Dataset rows describing interfaces
#####

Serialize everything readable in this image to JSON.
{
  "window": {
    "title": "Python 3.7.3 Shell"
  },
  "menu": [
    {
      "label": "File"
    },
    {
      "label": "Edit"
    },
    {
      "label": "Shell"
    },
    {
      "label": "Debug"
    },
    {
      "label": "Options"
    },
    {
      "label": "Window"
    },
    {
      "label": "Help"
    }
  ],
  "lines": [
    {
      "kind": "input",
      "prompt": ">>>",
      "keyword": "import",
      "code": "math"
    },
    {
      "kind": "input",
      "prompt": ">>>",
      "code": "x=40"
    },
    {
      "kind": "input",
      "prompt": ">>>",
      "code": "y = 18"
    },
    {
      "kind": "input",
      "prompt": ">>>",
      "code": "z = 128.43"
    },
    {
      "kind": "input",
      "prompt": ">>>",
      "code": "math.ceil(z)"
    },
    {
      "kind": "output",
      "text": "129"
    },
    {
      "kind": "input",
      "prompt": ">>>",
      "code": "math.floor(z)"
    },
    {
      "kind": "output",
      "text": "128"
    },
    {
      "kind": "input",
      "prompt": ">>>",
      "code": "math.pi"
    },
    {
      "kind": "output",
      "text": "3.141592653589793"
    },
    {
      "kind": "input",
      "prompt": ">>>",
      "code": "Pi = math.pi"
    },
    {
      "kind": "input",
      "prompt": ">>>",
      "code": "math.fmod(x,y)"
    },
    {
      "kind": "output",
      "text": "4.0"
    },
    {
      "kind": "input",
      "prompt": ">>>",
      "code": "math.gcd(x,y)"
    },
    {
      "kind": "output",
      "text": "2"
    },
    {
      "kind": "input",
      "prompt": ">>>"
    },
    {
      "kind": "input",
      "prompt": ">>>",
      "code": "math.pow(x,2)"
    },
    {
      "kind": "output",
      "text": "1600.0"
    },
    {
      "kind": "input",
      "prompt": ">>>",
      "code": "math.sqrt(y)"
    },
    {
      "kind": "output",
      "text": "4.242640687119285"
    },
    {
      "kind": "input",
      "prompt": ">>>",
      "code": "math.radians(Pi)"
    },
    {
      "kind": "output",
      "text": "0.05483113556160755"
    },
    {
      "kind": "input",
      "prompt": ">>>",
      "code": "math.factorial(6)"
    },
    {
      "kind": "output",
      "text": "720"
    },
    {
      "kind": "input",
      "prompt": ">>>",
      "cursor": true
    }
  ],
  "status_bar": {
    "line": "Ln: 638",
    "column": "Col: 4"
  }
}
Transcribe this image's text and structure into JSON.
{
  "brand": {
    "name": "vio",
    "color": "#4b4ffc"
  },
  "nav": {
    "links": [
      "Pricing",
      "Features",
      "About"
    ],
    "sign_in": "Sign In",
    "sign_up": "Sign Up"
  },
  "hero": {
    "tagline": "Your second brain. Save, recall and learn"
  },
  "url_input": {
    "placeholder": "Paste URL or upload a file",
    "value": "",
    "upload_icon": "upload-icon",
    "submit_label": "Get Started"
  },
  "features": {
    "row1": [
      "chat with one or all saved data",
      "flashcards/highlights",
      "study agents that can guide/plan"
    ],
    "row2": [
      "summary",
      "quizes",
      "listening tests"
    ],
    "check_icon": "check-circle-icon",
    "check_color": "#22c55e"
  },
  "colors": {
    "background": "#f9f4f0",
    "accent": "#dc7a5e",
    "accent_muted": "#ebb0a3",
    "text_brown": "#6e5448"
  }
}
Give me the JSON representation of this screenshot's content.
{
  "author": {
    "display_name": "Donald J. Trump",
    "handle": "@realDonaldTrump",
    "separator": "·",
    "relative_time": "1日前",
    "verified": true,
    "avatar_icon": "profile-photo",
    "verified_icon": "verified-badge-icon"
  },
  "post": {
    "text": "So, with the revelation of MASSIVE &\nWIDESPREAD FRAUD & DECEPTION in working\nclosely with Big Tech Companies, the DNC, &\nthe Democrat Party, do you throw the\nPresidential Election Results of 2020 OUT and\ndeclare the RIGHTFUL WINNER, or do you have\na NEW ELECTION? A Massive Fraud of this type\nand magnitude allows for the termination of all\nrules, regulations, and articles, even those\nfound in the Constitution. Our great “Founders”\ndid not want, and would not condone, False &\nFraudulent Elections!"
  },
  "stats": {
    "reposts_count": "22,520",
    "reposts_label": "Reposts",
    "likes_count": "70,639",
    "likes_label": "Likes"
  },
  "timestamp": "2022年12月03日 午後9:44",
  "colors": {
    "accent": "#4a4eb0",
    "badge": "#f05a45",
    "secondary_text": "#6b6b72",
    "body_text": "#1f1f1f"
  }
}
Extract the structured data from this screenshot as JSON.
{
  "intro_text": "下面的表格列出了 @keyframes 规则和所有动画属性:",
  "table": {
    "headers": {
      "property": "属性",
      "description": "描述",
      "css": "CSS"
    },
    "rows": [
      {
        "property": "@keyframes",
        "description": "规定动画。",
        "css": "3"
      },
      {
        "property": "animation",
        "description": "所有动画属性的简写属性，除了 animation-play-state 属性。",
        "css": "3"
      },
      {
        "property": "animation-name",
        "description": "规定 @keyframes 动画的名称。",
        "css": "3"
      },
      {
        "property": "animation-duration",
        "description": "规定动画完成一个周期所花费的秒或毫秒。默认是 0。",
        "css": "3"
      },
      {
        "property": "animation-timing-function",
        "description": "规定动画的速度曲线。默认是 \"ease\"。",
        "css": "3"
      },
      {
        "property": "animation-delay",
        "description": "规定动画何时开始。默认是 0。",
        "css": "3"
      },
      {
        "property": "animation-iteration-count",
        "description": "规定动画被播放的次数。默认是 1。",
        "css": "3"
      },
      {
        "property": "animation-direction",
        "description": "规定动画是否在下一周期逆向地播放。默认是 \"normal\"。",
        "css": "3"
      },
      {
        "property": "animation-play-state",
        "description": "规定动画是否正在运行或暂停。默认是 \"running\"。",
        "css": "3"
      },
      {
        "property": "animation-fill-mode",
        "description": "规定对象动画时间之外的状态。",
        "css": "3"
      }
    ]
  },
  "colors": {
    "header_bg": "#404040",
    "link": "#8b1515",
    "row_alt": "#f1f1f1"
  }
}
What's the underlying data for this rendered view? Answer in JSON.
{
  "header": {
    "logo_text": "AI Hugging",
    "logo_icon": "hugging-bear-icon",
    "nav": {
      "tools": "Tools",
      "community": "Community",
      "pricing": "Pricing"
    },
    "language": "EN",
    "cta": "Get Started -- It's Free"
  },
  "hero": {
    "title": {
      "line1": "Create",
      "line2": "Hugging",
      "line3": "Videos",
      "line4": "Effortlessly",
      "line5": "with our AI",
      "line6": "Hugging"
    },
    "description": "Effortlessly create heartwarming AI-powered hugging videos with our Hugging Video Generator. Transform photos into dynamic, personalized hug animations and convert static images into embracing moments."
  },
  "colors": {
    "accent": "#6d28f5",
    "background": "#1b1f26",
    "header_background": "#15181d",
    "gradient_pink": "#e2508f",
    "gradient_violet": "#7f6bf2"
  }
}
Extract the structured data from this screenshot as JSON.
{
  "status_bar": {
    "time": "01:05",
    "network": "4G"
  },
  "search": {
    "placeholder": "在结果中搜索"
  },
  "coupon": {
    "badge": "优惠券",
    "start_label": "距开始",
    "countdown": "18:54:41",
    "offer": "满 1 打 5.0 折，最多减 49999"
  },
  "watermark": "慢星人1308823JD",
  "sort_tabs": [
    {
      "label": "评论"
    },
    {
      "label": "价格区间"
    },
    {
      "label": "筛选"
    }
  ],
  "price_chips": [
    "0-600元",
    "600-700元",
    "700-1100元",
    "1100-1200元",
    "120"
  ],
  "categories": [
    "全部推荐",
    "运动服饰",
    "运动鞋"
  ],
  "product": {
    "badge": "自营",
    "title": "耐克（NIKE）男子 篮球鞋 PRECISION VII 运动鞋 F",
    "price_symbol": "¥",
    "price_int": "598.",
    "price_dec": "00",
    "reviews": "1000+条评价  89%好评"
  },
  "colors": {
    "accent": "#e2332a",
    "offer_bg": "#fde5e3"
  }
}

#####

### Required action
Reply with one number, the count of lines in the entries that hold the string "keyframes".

### Problem solution
3